#### Records

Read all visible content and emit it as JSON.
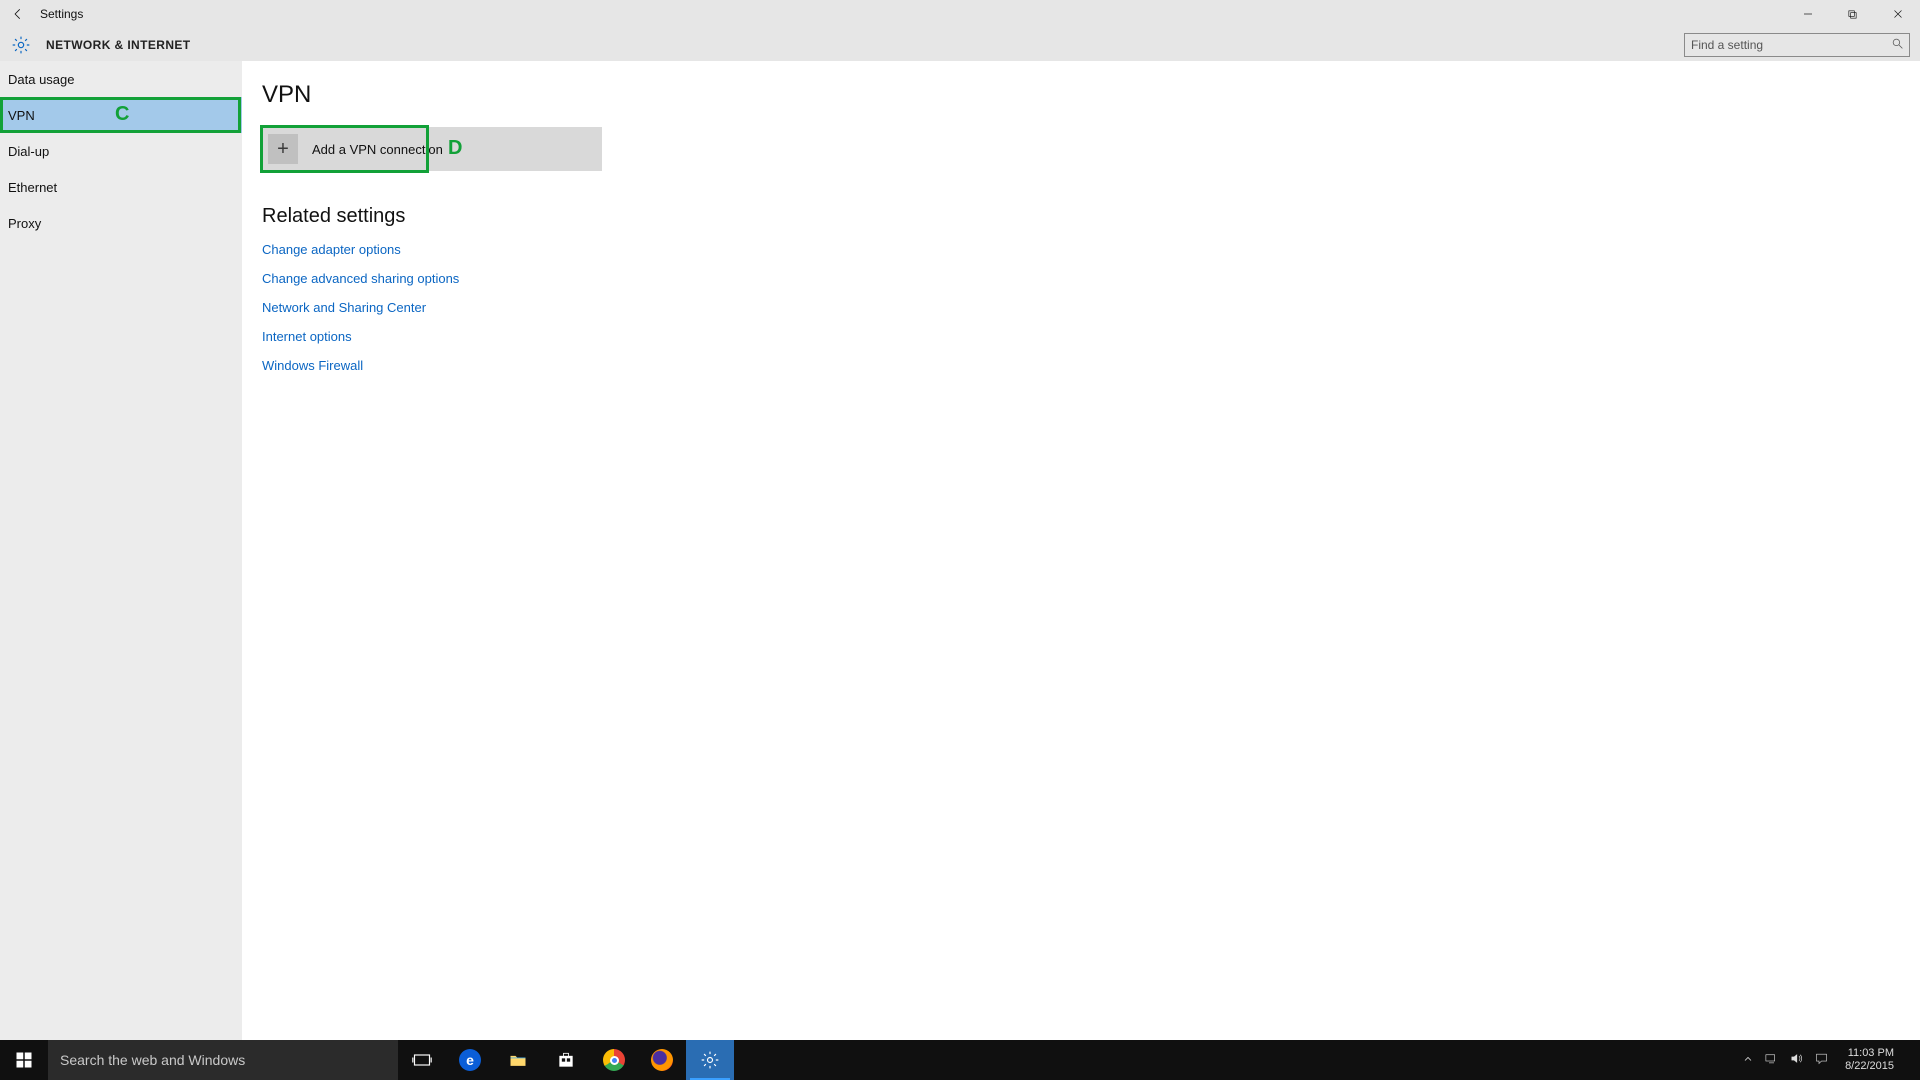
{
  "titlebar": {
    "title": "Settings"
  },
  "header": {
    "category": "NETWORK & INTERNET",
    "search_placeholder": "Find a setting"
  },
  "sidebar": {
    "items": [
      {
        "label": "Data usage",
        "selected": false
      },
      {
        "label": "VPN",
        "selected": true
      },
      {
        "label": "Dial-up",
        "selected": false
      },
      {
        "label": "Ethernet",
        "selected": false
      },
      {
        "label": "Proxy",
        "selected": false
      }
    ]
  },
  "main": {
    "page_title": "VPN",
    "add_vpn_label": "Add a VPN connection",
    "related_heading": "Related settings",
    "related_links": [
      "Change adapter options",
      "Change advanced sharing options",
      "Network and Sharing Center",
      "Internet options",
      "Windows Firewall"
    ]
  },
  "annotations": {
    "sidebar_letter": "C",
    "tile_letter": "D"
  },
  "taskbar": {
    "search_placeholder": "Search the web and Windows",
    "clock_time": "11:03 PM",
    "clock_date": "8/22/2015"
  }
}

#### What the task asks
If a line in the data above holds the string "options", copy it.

#### Solution to the exercise
      "Change adapter options",
      "Change advanced sharing options",
      "Internet options",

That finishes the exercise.